**Data extracts:**
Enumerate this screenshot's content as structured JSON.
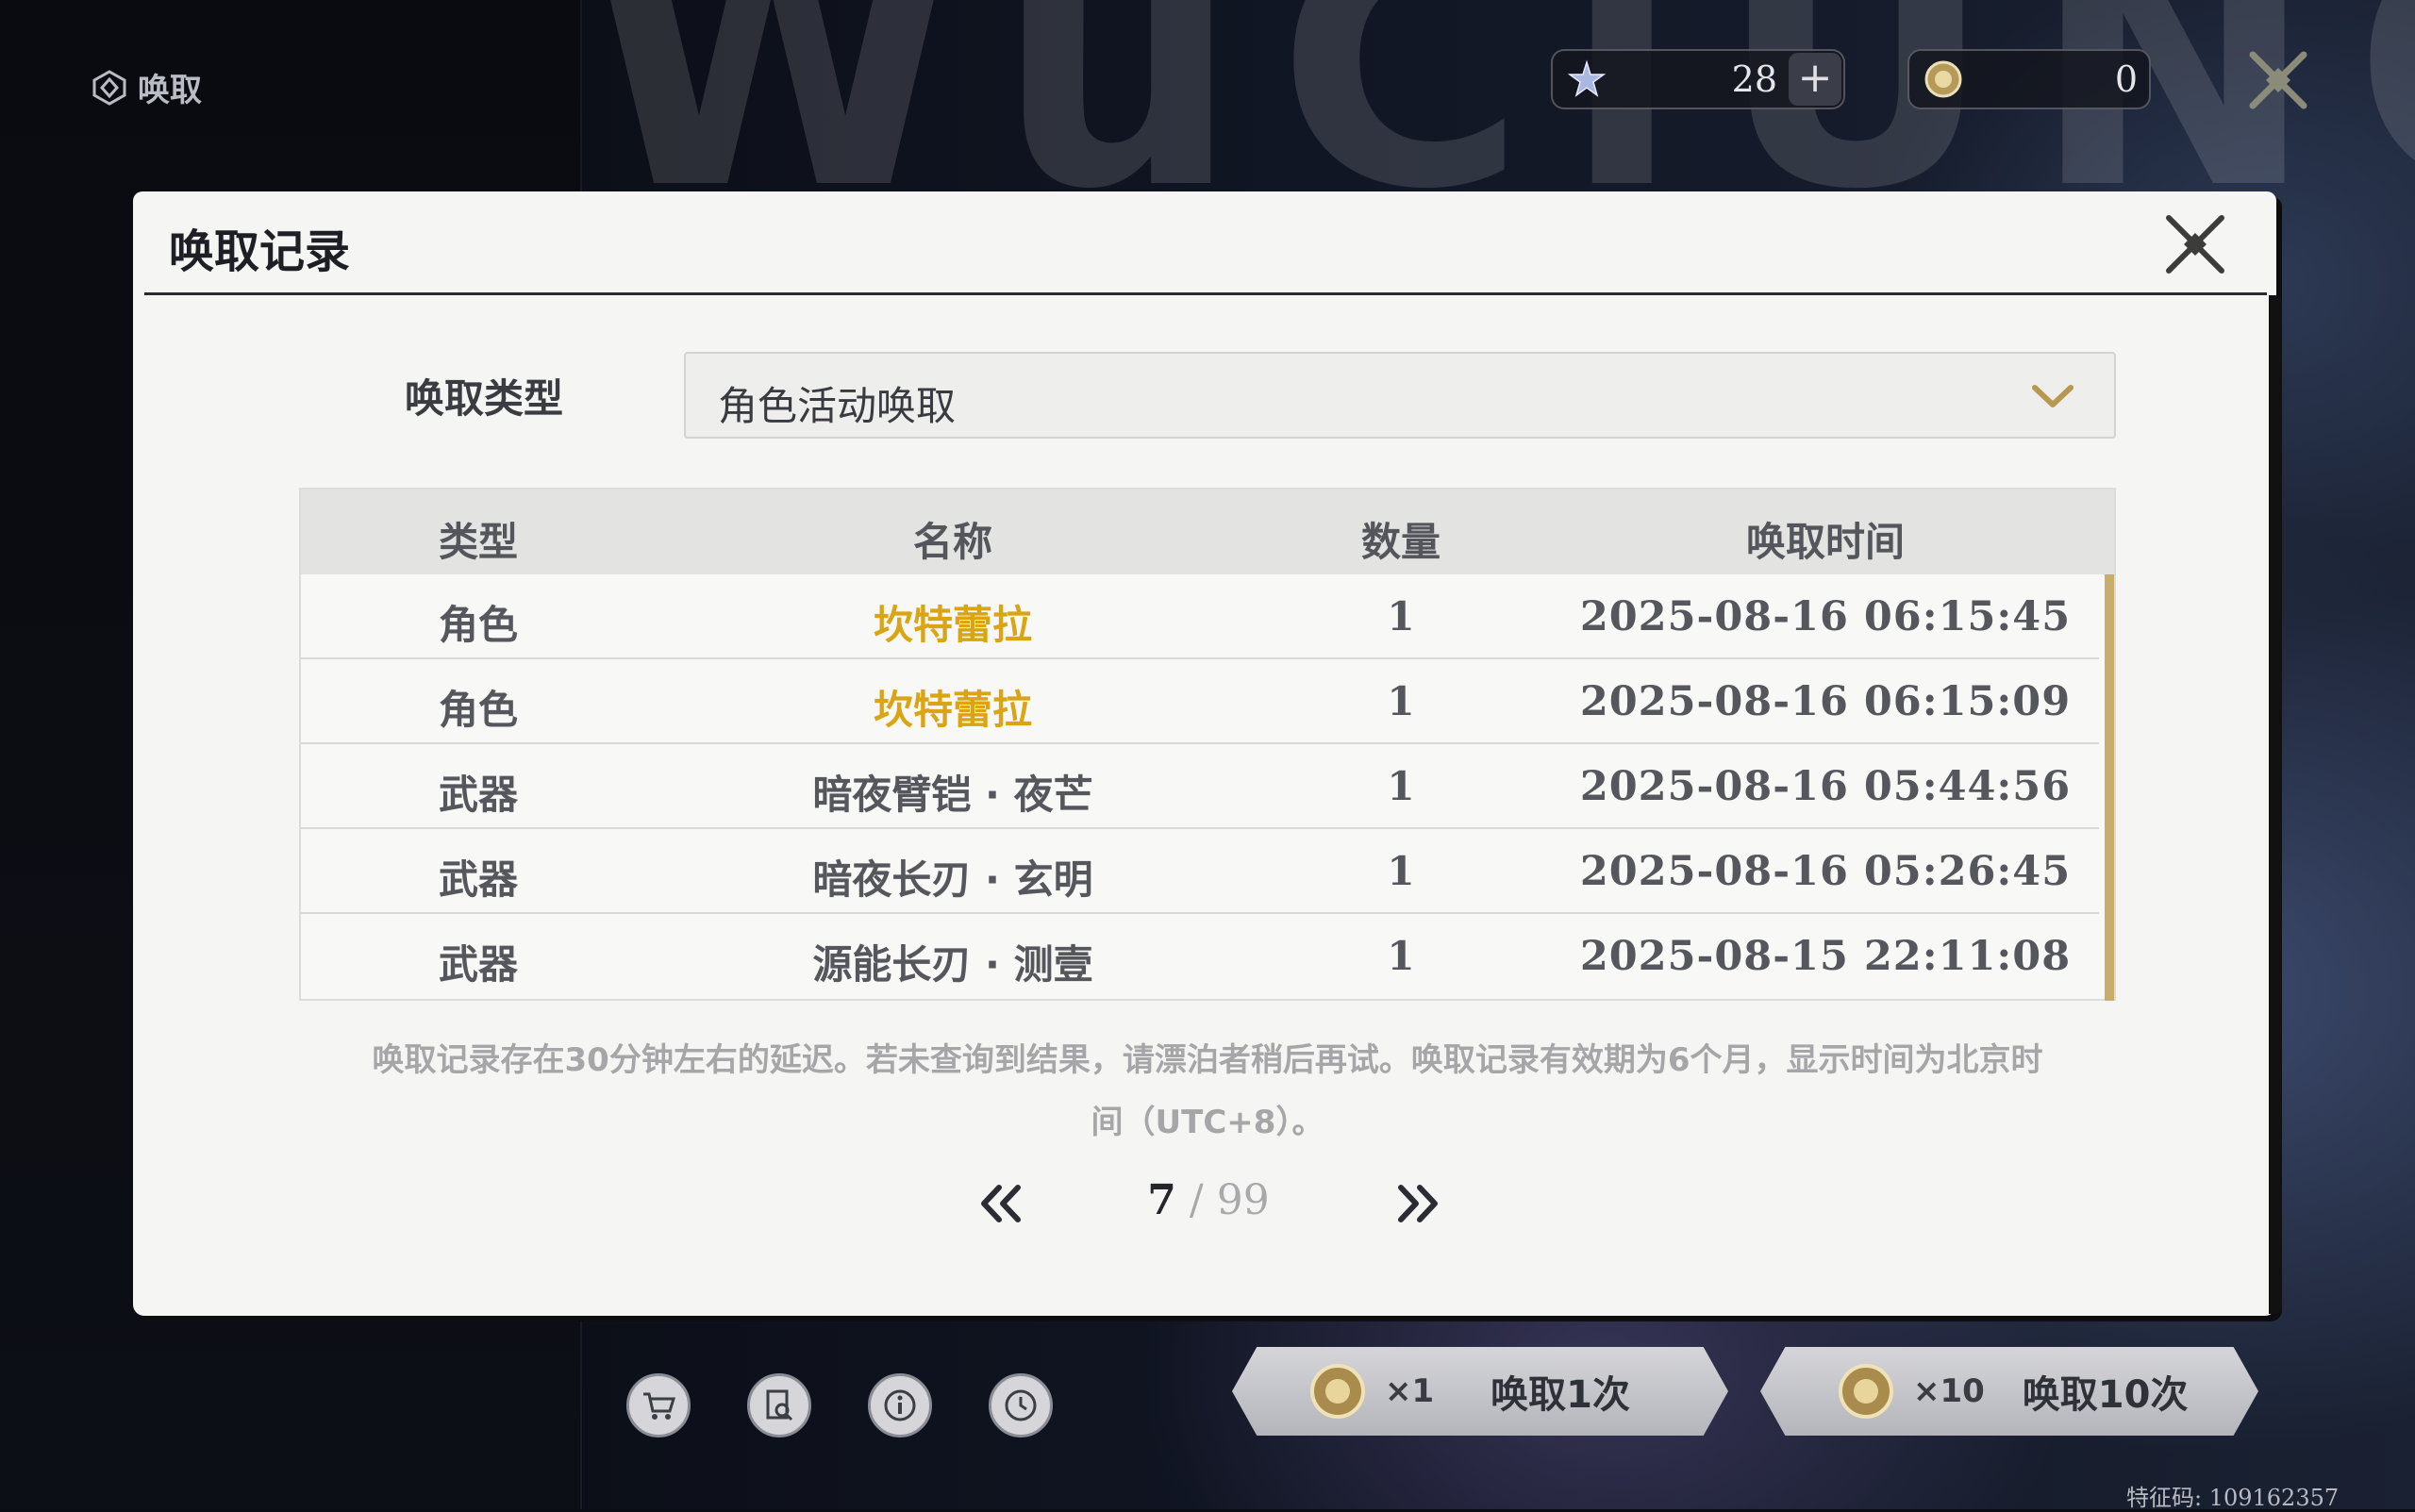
{
  "page": {
    "title": "唤取",
    "currency_star": "28",
    "currency_coin": "0",
    "feature_code": "特征码: 109162357"
  },
  "modal": {
    "title": "唤取记录",
    "type_label": "唤取类型",
    "type_selected": "角色活动唤取",
    "columns": [
      "类型",
      "名称",
      "数量",
      "唤取时间"
    ],
    "rows": [
      {
        "type": "角色",
        "name": "坎特蕾拉",
        "qty": "1",
        "time": "2025-08-16 06:15:45"
      },
      {
        "type": "角色",
        "name": "坎特蕾拉",
        "qty": "1",
        "time": "2025-08-16 06:15:09"
      },
      {
        "type": "武器",
        "name": "暗夜臂铠 · 夜芒",
        "qty": "1",
        "time": "2025-08-16 05:44:56"
      },
      {
        "type": "武器",
        "name": "暗夜长刃 · 玄明",
        "qty": "1",
        "time": "2025-08-16 05:26:45"
      },
      {
        "type": "武器",
        "name": "源能长刃 · 测壹",
        "qty": "1",
        "time": "2025-08-15 22:11:08"
      }
    ],
    "notice_line1": "唤取记录存在30分钟左右的延迟。若未查询到结果，请漂泊者稍后再试。唤取记录有效期为6个月，显示时间为北京时",
    "notice_line2": "间（UTC+8）。",
    "pager": {
      "current": "7",
      "sep": " / ",
      "total": "99"
    }
  },
  "bottom": {
    "pull_one_mult": "×1",
    "pull_one_label": "唤取1次",
    "pull_ten_mult": "×10",
    "pull_ten_label": "唤取10次"
  },
  "colors": {
    "accent_gold": "#d9a515",
    "scroll_gold": "#c7ae6a"
  }
}
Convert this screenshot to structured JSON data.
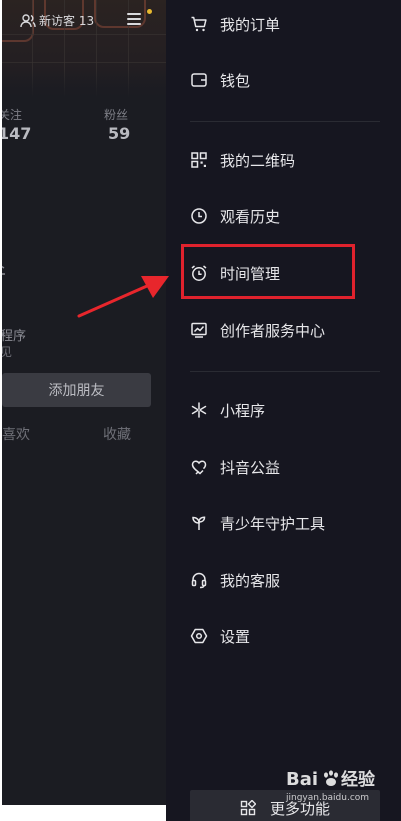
{
  "profile": {
    "visitor_label": "新访客 13",
    "following_label": "关注",
    "following_count": "147",
    "fans_label": "粉丝",
    "fans_count": "59",
    "mini_program_partial": "程序",
    "mini_program_sub_partial": "见",
    "add_friend_label": "添加朋友",
    "tab_likes_partial": "喜欢",
    "tab_favorites": "收藏"
  },
  "drawer": {
    "items": [
      {
        "label": "我的订单",
        "icon": "shopping-cart-icon"
      },
      {
        "label": "钱包",
        "icon": "wallet-icon"
      },
      {
        "label": "我的二维码",
        "icon": "qr-code-icon"
      },
      {
        "label": "观看历史",
        "icon": "clock-icon"
      },
      {
        "label": "时间管理",
        "icon": "alarm-clock-icon"
      },
      {
        "label": "创作者服务中心",
        "icon": "chart-icon"
      },
      {
        "label": "小程序",
        "icon": "asterisk-icon"
      },
      {
        "label": "抖音公益",
        "icon": "heart-hand-icon"
      },
      {
        "label": "青少年守护工具",
        "icon": "sprout-icon"
      },
      {
        "label": "我的客服",
        "icon": "headset-icon"
      },
      {
        "label": "设置",
        "icon": "hexagon-settings-icon"
      }
    ],
    "more_label": "更多功能",
    "highlighted_item": "时间管理"
  },
  "watermark": {
    "brand": "Baidu经验",
    "url": "jingyan.baidu.com"
  },
  "colors": {
    "drawer_bg": "#161620",
    "left_bg": "#1b1c22",
    "highlight": "#e0222d",
    "arrow": "#e8262c"
  }
}
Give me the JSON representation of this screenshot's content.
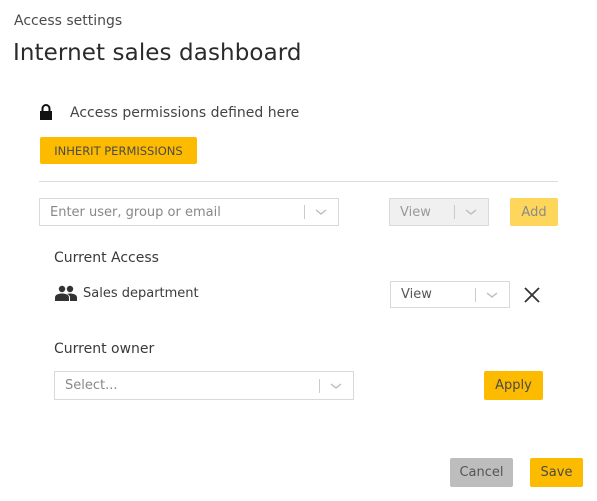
{
  "header": {
    "subtitle": "Access settings",
    "title": "Internet sales dashboard"
  },
  "permissions": {
    "icon": "lock-icon",
    "status_text": "Access permissions defined here",
    "inherit_button": "INHERIT PERMISSIONS"
  },
  "add_access": {
    "user_input_placeholder": "Enter user, group or email",
    "permission_select_value": "View",
    "add_button": "Add"
  },
  "current_access": {
    "label": "Current Access",
    "entries": [
      {
        "icon": "group-icon",
        "name": "Sales department",
        "permission": "View"
      }
    ]
  },
  "current_owner": {
    "label": "Current owner",
    "select_placeholder": "Select...",
    "apply_button": "Apply"
  },
  "footer": {
    "cancel_button": "Cancel",
    "save_button": "Save"
  },
  "colors": {
    "accent": "#fdbb00",
    "accent_disabled": "#fed65b",
    "cancel_bg": "#bdbdbd"
  }
}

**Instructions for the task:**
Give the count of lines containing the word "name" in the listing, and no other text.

**Output below:**
6